Give your faculty authors a boost: Host a TAA sponsored writing workshop at your institution

During the 2017-18 academic year, TAA will help sponsor a limited number of faculty writing workshops at universities and colleges across the country. TAA’s sponsorship covers the majority of the cost of bringing a presenter to your institution. The host institution is responsible for a fee of $1,650, which includes up to 75 TAA faculty memberships, available to faculty whether or not they attend the workshop. TAA provides an online institutional membership application process that makes joining TAA easy for both the institution and faculty. [Read more…]

5 Strategies for using social media to promote your writing
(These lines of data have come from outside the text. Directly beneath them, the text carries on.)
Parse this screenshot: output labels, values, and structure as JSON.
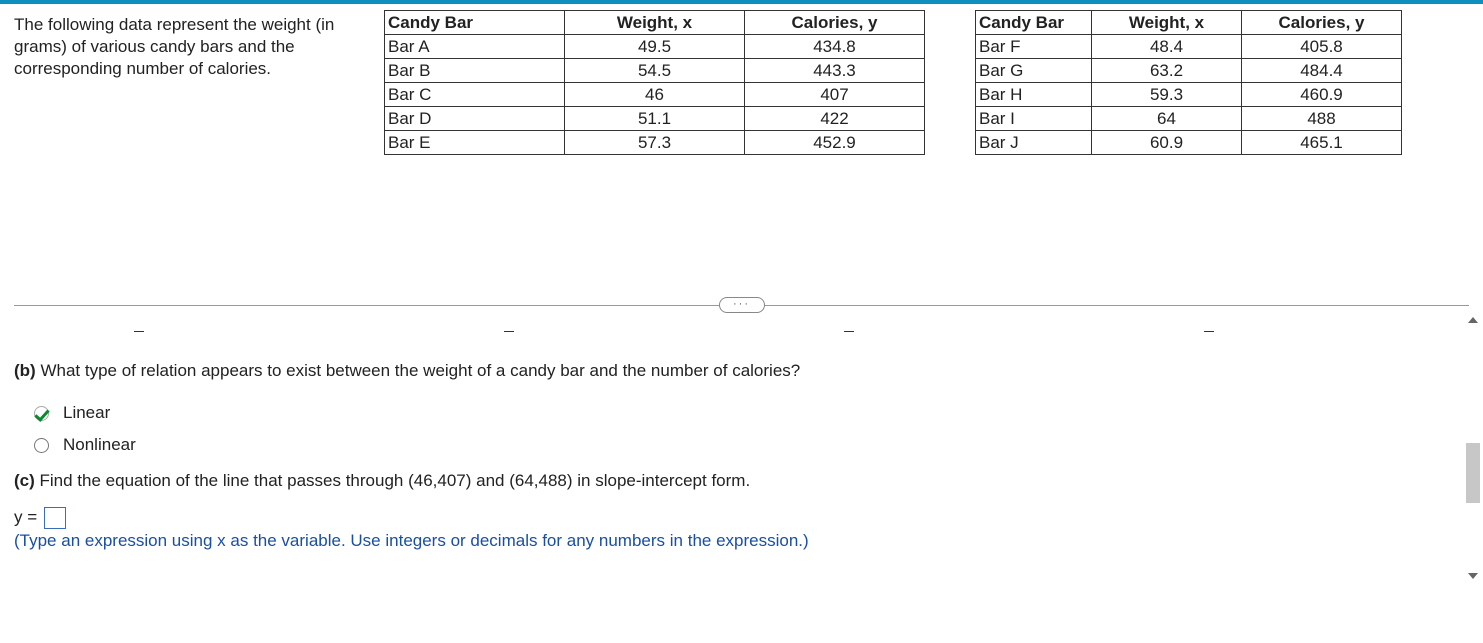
{
  "intro": "The following data represent the weight (in grams) of various candy bars and the corresponding number of calories.",
  "table_headers": {
    "c1": "Candy Bar",
    "c2": "Weight, x",
    "c3": "Calories, y"
  },
  "table1_rows": [
    {
      "name": "Bar A",
      "weight": "49.5",
      "cal": "434.8"
    },
    {
      "name": "Bar B",
      "weight": "54.5",
      "cal": "443.3"
    },
    {
      "name": "Bar C",
      "weight": "46",
      "cal": "407"
    },
    {
      "name": "Bar D",
      "weight": "51.1",
      "cal": "422"
    },
    {
      "name": "Bar E",
      "weight": "57.3",
      "cal": "452.9"
    }
  ],
  "table2_rows": [
    {
      "name": "Bar F",
      "weight": "48.4",
      "cal": "405.8"
    },
    {
      "name": "Bar G",
      "weight": "63.2",
      "cal": "484.4"
    },
    {
      "name": "Bar H",
      "weight": "59.3",
      "cal": "460.9"
    },
    {
      "name": "Bar I",
      "weight": "64",
      "cal": "488"
    },
    {
      "name": "Bar J",
      "weight": "60.9",
      "cal": "465.1"
    }
  ],
  "divider_pill": "···",
  "part_b": {
    "label": "(b)",
    "question": " What type of relation appears to exist between the weight of a candy bar and the number of calories?",
    "option1": "Linear",
    "option2": "Nonlinear",
    "selected": "option1"
  },
  "part_c": {
    "label": "(c)",
    "question": " Find the equation of the line that passes through (46,407) and (64,488) in slope-intercept form.",
    "prefix": "y =",
    "hint": "(Type an expression using x as the variable. Use integers or decimals for any numbers in the expression.)"
  },
  "chart_data": {
    "type": "table",
    "title": "Candy bar weight vs. calories",
    "columns": [
      "Candy Bar",
      "Weight, x",
      "Calories, y"
    ],
    "rows": [
      [
        "Bar A",
        49.5,
        434.8
      ],
      [
        "Bar B",
        54.5,
        443.3
      ],
      [
        "Bar C",
        46,
        407
      ],
      [
        "Bar D",
        51.1,
        422
      ],
      [
        "Bar E",
        57.3,
        452.9
      ],
      [
        "Bar F",
        48.4,
        405.8
      ],
      [
        "Bar G",
        63.2,
        484.4
      ],
      [
        "Bar H",
        59.3,
        460.9
      ],
      [
        "Bar I",
        64,
        488
      ],
      [
        "Bar J",
        60.9,
        465.1
      ]
    ]
  }
}
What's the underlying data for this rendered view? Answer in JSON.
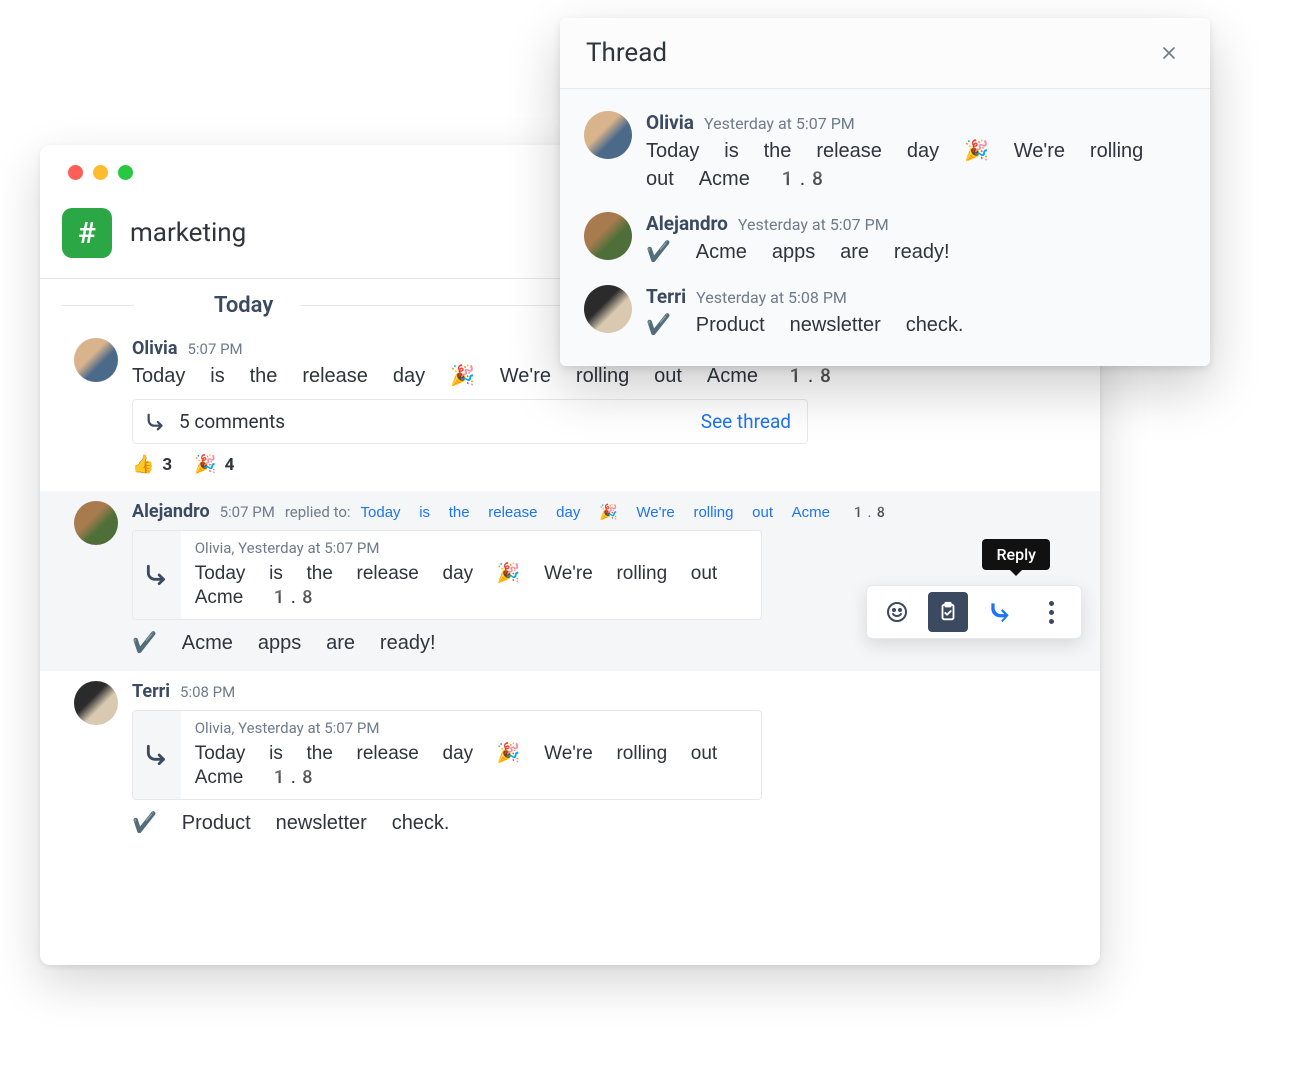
{
  "channel": {
    "hash_symbol": "#",
    "name": "marketing"
  },
  "divider": {
    "today": "Today"
  },
  "messages": {
    "m1": {
      "author": "Olivia",
      "time": "5:07 PM",
      "text": "Today is the release day 🎉 We're rolling out Acme 1.8",
      "thread_count_label": "5 comments",
      "see_thread": "See thread",
      "reactions": {
        "r1": {
          "emoji": "👍",
          "count": "3"
        },
        "r2": {
          "emoji": "🎉",
          "count": "4"
        }
      }
    },
    "m2": {
      "author": "Alejandro",
      "time": "5:07 PM",
      "replied_label": "replied to:",
      "replied_link": "Today is the release day 🎉 We're rolling out Acme 1.8",
      "quote_meta": "Olivia, Yesterday at 5:07 PM",
      "quote_text": "Today is the release day 🎉 We're rolling out Acme 1.8",
      "reply_text": "✔️ Acme apps are ready!"
    },
    "m3": {
      "author": "Terri",
      "time": "5:08 PM",
      "quote_meta": "Olivia, Yesterday at 5:07 PM",
      "quote_text": "Today is the release day 🎉 We're rolling out Acme 1.8",
      "reply_text": "✔️ Product newsletter check."
    }
  },
  "hover_toolbar": {
    "tooltip": "Reply"
  },
  "thread_panel": {
    "title": "Thread",
    "messages": {
      "t1": {
        "author": "Olivia",
        "time": "Yesterday at 5:07 PM",
        "text": "Today is the release day 🎉 We're rolling out Acme 1.8"
      },
      "t2": {
        "author": "Alejandro",
        "time": "Yesterday at 5:07 PM",
        "text": "✔️ Acme apps are ready!"
      },
      "t3": {
        "author": "Terri",
        "time": "Yesterday at 5:08 PM",
        "text": "✔️ Product newsletter check."
      }
    }
  }
}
social networkThe purpose of using social media as an academic is to do more than spread the word, it is also a way to develop readers and relationships, said Janet Salmons, an independent researcher, writer and consultant with Vision2Lead, Inc., in a TAA webinar entitled, “Six Strategies for Using Social Media to Promote Your Writing.”

“What’s unique about the social media networking environment is the ability to find groups of people of like mind and interact with people and get their perspectives and engage with them because they are able to produce content as well,” she said.

Here are five strategies she highlights in the webinar: [Read more…]

The not-always-obvious ‘infrastructure’ of journal articles: Abstracts and textual linkages

Journal article infrastructureNot all who wander are lost. In fact, some who wander are not lost but just exploring the terrain. Yet, when I read a journal article, I do not want to wander and wonder where the work is headed. Partly because of my busy schedule and largely because I am seeking ideas, information and even inspiration, I want to know right away what the scholarly work is about. Scholars can guide readers along a smooth reading road by paying attention to the not-so-obvious infrastructure of typical journal articles and writing their submissions with this structure in mind. [Read more…]